WHAT THIS TASK INVOLVES
Your answer should be every line of the entries that has the string "emoji" in it.

========

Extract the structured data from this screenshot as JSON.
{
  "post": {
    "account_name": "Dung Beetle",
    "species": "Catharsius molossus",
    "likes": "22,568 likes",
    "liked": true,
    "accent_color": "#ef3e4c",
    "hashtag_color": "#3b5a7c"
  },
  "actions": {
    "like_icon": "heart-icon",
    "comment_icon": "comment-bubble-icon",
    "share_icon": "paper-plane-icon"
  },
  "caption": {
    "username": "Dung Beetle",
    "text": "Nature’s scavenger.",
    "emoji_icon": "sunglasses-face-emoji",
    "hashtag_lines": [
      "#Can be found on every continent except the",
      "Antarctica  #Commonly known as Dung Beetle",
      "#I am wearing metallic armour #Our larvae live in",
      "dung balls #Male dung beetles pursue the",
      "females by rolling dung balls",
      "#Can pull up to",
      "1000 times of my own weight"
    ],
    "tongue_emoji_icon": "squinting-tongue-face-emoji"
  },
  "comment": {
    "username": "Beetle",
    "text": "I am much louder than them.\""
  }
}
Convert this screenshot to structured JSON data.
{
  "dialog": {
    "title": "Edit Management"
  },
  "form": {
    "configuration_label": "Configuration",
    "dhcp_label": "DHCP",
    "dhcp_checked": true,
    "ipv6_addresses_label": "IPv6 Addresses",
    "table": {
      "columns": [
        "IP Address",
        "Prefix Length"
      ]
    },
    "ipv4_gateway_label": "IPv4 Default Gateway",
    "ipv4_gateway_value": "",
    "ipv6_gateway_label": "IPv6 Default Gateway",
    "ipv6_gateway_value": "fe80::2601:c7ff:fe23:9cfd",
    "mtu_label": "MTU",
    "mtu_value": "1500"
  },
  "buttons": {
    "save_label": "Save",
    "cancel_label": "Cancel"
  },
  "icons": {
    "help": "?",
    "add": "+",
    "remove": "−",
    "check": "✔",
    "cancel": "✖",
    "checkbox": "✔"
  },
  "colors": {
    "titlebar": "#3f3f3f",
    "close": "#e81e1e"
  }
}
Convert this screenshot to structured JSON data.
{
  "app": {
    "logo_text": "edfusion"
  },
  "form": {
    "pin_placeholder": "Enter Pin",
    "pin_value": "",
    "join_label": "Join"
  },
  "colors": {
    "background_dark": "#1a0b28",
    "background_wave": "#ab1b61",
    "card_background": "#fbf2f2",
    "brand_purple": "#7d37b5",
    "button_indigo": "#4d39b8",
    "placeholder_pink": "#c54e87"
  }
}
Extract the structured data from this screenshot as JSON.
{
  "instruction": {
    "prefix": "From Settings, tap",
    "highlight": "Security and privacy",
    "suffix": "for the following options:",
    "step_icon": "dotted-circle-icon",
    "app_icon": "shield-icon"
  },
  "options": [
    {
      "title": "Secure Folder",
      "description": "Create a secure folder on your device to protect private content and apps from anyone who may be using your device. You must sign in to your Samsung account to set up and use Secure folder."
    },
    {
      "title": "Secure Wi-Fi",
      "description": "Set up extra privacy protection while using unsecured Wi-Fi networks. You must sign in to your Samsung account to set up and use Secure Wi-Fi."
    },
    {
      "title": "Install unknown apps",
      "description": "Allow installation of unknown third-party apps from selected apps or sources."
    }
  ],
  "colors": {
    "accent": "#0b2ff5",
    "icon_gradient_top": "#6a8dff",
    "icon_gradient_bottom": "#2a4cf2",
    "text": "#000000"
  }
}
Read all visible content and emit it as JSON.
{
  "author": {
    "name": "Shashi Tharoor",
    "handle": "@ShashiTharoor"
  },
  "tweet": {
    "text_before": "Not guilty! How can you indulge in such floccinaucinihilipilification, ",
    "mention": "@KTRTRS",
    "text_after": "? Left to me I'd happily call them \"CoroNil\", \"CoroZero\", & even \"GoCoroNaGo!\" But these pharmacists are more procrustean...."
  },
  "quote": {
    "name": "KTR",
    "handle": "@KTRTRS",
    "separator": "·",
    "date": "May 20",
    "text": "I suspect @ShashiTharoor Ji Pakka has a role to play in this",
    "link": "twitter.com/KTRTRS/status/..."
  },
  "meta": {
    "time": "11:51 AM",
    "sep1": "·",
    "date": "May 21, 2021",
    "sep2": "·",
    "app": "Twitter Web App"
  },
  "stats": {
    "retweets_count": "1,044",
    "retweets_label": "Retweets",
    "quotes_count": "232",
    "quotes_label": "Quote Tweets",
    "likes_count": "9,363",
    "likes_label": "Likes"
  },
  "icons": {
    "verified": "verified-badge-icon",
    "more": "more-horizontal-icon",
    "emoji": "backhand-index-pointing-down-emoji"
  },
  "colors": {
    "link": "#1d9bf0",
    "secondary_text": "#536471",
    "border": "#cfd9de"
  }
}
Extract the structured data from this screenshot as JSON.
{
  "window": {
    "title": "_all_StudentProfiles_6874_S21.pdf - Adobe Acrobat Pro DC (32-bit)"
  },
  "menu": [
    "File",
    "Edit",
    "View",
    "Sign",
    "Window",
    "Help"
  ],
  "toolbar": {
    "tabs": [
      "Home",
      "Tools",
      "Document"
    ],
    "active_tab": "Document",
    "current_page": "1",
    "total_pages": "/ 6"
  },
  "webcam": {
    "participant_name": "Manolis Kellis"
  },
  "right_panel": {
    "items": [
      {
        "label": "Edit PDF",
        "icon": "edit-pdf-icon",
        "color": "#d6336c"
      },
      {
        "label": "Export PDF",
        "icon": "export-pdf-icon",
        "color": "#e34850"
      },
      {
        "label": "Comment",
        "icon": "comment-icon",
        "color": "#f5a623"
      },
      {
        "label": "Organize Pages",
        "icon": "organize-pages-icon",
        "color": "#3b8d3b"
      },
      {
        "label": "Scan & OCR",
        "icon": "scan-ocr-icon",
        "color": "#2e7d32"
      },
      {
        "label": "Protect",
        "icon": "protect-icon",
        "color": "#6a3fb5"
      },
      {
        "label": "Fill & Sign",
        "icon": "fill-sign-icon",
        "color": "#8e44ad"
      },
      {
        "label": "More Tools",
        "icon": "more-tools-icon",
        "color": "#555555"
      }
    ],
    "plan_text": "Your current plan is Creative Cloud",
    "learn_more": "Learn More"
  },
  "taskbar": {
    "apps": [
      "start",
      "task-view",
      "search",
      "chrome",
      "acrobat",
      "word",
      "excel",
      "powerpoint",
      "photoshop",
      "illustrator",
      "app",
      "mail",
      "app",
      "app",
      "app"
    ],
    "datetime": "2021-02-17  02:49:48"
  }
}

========

THE COMPLETED TASK
    "emoji_icon": "sunglasses-face-emoji",
    "tongue_emoji_icon": "squinting-tongue-face-emoji"
    "emoji": "backhand-index-pointing-down-emoji"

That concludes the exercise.